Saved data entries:

========================

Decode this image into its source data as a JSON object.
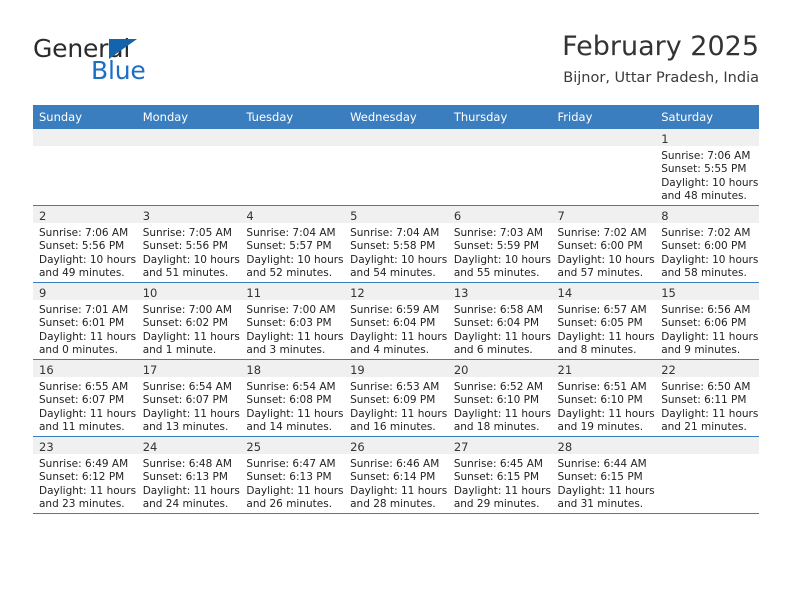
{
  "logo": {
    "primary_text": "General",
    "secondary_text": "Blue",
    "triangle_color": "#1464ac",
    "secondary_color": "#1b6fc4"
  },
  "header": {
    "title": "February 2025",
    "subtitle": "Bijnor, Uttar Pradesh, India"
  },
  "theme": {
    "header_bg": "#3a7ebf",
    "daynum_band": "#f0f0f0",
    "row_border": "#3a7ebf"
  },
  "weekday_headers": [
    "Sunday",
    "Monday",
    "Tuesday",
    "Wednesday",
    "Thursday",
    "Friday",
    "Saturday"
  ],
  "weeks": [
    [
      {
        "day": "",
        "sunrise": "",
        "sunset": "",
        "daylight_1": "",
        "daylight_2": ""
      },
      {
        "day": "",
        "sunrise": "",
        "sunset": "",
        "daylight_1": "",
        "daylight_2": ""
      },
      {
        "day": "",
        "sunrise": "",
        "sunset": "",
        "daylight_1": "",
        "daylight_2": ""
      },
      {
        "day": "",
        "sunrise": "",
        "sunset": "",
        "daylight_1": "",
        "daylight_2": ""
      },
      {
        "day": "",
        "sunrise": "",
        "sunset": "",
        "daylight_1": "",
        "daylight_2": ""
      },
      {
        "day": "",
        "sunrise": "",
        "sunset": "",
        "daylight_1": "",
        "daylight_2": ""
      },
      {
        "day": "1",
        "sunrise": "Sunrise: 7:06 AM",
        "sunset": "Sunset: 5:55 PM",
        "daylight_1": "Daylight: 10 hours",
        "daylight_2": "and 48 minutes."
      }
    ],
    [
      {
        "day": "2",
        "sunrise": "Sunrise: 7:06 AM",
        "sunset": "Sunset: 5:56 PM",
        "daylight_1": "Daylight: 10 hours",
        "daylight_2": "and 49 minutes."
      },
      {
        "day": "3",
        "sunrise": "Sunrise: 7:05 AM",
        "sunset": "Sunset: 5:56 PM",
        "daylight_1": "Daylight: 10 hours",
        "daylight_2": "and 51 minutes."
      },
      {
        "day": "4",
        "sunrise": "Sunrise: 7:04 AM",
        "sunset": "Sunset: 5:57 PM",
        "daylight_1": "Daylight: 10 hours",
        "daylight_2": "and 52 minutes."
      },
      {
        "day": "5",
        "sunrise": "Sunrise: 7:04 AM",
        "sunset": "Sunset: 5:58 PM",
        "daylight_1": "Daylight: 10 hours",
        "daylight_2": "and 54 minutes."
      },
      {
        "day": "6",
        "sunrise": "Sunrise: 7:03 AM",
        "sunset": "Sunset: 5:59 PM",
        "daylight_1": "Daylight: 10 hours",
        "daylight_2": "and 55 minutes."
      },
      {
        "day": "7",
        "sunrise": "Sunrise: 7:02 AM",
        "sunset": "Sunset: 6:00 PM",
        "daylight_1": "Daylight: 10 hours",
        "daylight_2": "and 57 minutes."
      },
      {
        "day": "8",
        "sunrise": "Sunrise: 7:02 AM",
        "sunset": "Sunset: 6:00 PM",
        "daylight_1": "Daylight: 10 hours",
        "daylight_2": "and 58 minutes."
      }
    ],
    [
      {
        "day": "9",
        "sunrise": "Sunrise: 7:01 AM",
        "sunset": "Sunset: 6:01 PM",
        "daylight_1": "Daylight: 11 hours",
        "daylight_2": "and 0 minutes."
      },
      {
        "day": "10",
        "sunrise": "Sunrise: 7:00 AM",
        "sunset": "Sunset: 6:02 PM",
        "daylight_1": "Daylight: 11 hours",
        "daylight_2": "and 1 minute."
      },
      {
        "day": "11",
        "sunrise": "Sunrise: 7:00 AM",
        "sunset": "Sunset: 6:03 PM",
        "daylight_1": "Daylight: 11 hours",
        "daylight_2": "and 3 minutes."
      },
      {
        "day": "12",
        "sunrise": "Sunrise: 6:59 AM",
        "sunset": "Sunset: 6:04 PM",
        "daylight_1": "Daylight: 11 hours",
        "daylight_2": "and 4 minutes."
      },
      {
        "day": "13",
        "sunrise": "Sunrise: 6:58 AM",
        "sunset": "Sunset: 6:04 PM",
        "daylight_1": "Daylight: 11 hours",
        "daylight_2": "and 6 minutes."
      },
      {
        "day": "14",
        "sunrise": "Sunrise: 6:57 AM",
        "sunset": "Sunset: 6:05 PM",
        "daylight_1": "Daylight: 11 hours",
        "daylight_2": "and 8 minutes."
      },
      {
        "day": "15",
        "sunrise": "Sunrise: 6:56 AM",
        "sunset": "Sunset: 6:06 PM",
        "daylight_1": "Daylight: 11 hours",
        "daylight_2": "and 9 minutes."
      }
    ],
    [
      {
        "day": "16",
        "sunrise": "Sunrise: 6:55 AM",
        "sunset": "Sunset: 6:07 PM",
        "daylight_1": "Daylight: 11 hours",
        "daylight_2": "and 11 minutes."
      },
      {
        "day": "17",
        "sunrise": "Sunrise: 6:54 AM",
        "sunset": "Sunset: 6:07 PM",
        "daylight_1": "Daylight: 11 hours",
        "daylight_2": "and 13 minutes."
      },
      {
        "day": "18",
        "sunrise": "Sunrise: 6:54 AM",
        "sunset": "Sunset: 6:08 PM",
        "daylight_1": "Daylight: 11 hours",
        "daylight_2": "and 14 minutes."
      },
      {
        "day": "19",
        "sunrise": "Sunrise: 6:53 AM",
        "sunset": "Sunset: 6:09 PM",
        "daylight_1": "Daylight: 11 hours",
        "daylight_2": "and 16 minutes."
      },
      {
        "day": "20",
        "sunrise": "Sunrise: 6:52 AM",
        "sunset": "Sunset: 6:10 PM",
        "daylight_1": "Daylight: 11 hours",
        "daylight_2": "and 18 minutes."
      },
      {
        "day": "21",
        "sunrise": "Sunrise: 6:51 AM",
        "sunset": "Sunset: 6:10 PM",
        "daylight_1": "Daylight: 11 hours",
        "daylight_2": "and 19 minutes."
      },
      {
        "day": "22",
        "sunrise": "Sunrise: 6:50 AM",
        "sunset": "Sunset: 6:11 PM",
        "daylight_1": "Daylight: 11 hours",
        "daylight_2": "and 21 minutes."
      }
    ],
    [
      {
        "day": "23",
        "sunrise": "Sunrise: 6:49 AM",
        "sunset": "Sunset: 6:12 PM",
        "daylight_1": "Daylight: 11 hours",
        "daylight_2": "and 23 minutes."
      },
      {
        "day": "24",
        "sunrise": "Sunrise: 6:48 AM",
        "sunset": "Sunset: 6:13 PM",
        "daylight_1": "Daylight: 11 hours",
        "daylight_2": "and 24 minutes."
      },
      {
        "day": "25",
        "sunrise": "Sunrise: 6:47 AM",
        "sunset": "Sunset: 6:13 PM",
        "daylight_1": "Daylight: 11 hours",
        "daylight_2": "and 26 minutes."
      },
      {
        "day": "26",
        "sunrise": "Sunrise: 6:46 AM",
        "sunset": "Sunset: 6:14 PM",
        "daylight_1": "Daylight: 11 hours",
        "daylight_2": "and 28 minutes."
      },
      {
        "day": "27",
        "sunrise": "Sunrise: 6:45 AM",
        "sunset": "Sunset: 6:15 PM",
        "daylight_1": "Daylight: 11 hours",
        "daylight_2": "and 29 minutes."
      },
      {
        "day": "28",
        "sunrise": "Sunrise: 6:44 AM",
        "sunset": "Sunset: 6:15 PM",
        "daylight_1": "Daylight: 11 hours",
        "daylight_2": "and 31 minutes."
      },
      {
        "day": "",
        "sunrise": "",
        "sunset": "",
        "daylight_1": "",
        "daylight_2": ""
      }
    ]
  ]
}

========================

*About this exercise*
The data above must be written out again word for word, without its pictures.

*Exercise solution*
Decode this image into its source data as a JSON object.
{
  "logo": {
    "primary_text": "General",
    "secondary_text": "Blue",
    "triangle_color": "#1464ac",
    "secondary_color": "#1b6fc4"
  },
  "header": {
    "title": "February 2025",
    "subtitle": "Bijnor, Uttar Pradesh, India"
  },
  "theme": {
    "header_bg": "#3a7ebf",
    "daynum_band": "#f0f0f0",
    "row_border": "#3a7ebf"
  },
  "weekday_headers": [
    "Sunday",
    "Monday",
    "Tuesday",
    "Wednesday",
    "Thursday",
    "Friday",
    "Saturday"
  ],
  "weeks": [
    [
      {
        "day": "",
        "sunrise": "",
        "sunset": "",
        "daylight_1": "",
        "daylight_2": ""
      },
      {
        "day": "",
        "sunrise": "",
        "sunset": "",
        "daylight_1": "",
        "daylight_2": ""
      },
      {
        "day": "",
        "sunrise": "",
        "sunset": "",
        "daylight_1": "",
        "daylight_2": ""
      },
      {
        "day": "",
        "sunrise": "",
        "sunset": "",
        "daylight_1": "",
        "daylight_2": ""
      },
      {
        "day": "",
        "sunrise": "",
        "sunset": "",
        "daylight_1": "",
        "daylight_2": ""
      },
      {
        "day": "",
        "sunrise": "",
        "sunset": "",
        "daylight_1": "",
        "daylight_2": ""
      },
      {
        "day": "1",
        "sunrise": "Sunrise: 7:06 AM",
        "sunset": "Sunset: 5:55 PM",
        "daylight_1": "Daylight: 10 hours",
        "daylight_2": "and 48 minutes."
      }
    ],
    [
      {
        "day": "2",
        "sunrise": "Sunrise: 7:06 AM",
        "sunset": "Sunset: 5:56 PM",
        "daylight_1": "Daylight: 10 hours",
        "daylight_2": "and 49 minutes."
      },
      {
        "day": "3",
        "sunrise": "Sunrise: 7:05 AM",
        "sunset": "Sunset: 5:56 PM",
        "daylight_1": "Daylight: 10 hours",
        "daylight_2": "and 51 minutes."
      },
      {
        "day": "4",
        "sunrise": "Sunrise: 7:04 AM",
        "sunset": "Sunset: 5:57 PM",
        "daylight_1": "Daylight: 10 hours",
        "daylight_2": "and 52 minutes."
      },
      {
        "day": "5",
        "sunrise": "Sunrise: 7:04 AM",
        "sunset": "Sunset: 5:58 PM",
        "daylight_1": "Daylight: 10 hours",
        "daylight_2": "and 54 minutes."
      },
      {
        "day": "6",
        "sunrise": "Sunrise: 7:03 AM",
        "sunset": "Sunset: 5:59 PM",
        "daylight_1": "Daylight: 10 hours",
        "daylight_2": "and 55 minutes."
      },
      {
        "day": "7",
        "sunrise": "Sunrise: 7:02 AM",
        "sunset": "Sunset: 6:00 PM",
        "daylight_1": "Daylight: 10 hours",
        "daylight_2": "and 57 minutes."
      },
      {
        "day": "8",
        "sunrise": "Sunrise: 7:02 AM",
        "sunset": "Sunset: 6:00 PM",
        "daylight_1": "Daylight: 10 hours",
        "daylight_2": "and 58 minutes."
      }
    ],
    [
      {
        "day": "9",
        "sunrise": "Sunrise: 7:01 AM",
        "sunset": "Sunset: 6:01 PM",
        "daylight_1": "Daylight: 11 hours",
        "daylight_2": "and 0 minutes."
      },
      {
        "day": "10",
        "sunrise": "Sunrise: 7:00 AM",
        "sunset": "Sunset: 6:02 PM",
        "daylight_1": "Daylight: 11 hours",
        "daylight_2": "and 1 minute."
      },
      {
        "day": "11",
        "sunrise": "Sunrise: 7:00 AM",
        "sunset": "Sunset: 6:03 PM",
        "daylight_1": "Daylight: 11 hours",
        "daylight_2": "and 3 minutes."
      },
      {
        "day": "12",
        "sunrise": "Sunrise: 6:59 AM",
        "sunset": "Sunset: 6:04 PM",
        "daylight_1": "Daylight: 11 hours",
        "daylight_2": "and 4 minutes."
      },
      {
        "day": "13",
        "sunrise": "Sunrise: 6:58 AM",
        "sunset": "Sunset: 6:04 PM",
        "daylight_1": "Daylight: 11 hours",
        "daylight_2": "and 6 minutes."
      },
      {
        "day": "14",
        "sunrise": "Sunrise: 6:57 AM",
        "sunset": "Sunset: 6:05 PM",
        "daylight_1": "Daylight: 11 hours",
        "daylight_2": "and 8 minutes."
      },
      {
        "day": "15",
        "sunrise": "Sunrise: 6:56 AM",
        "sunset": "Sunset: 6:06 PM",
        "daylight_1": "Daylight: 11 hours",
        "daylight_2": "and 9 minutes."
      }
    ],
    [
      {
        "day": "16",
        "sunrise": "Sunrise: 6:55 AM",
        "sunset": "Sunset: 6:07 PM",
        "daylight_1": "Daylight: 11 hours",
        "daylight_2": "and 11 minutes."
      },
      {
        "day": "17",
        "sunrise": "Sunrise: 6:54 AM",
        "sunset": "Sunset: 6:07 PM",
        "daylight_1": "Daylight: 11 hours",
        "daylight_2": "and 13 minutes."
      },
      {
        "day": "18",
        "sunrise": "Sunrise: 6:54 AM",
        "sunset": "Sunset: 6:08 PM",
        "daylight_1": "Daylight: 11 hours",
        "daylight_2": "and 14 minutes."
      },
      {
        "day": "19",
        "sunrise": "Sunrise: 6:53 AM",
        "sunset": "Sunset: 6:09 PM",
        "daylight_1": "Daylight: 11 hours",
        "daylight_2": "and 16 minutes."
      },
      {
        "day": "20",
        "sunrise": "Sunrise: 6:52 AM",
        "sunset": "Sunset: 6:10 PM",
        "daylight_1": "Daylight: 11 hours",
        "daylight_2": "and 18 minutes."
      },
      {
        "day": "21",
        "sunrise": "Sunrise: 6:51 AM",
        "sunset": "Sunset: 6:10 PM",
        "daylight_1": "Daylight: 11 hours",
        "daylight_2": "and 19 minutes."
      },
      {
        "day": "22",
        "sunrise": "Sunrise: 6:50 AM",
        "sunset": "Sunset: 6:11 PM",
        "daylight_1": "Daylight: 11 hours",
        "daylight_2": "and 21 minutes."
      }
    ],
    [
      {
        "day": "23",
        "sunrise": "Sunrise: 6:49 AM",
        "sunset": "Sunset: 6:12 PM",
        "daylight_1": "Daylight: 11 hours",
        "daylight_2": "and 23 minutes."
      },
      {
        "day": "24",
        "sunrise": "Sunrise: 6:48 AM",
        "sunset": "Sunset: 6:13 PM",
        "daylight_1": "Daylight: 11 hours",
        "daylight_2": "and 24 minutes."
      },
      {
        "day": "25",
        "sunrise": "Sunrise: 6:47 AM",
        "sunset": "Sunset: 6:13 PM",
        "daylight_1": "Daylight: 11 hours",
        "daylight_2": "and 26 minutes."
      },
      {
        "day": "26",
        "sunrise": "Sunrise: 6:46 AM",
        "sunset": "Sunset: 6:14 PM",
        "daylight_1": "Daylight: 11 hours",
        "daylight_2": "and 28 minutes."
      },
      {
        "day": "27",
        "sunrise": "Sunrise: 6:45 AM",
        "sunset": "Sunset: 6:15 PM",
        "daylight_1": "Daylight: 11 hours",
        "daylight_2": "and 29 minutes."
      },
      {
        "day": "28",
        "sunrise": "Sunrise: 6:44 AM",
        "sunset": "Sunset: 6:15 PM",
        "daylight_1": "Daylight: 11 hours",
        "daylight_2": "and 31 minutes."
      },
      {
        "day": "",
        "sunrise": "",
        "sunset": "",
        "daylight_1": "",
        "daylight_2": ""
      }
    ]
  ]
}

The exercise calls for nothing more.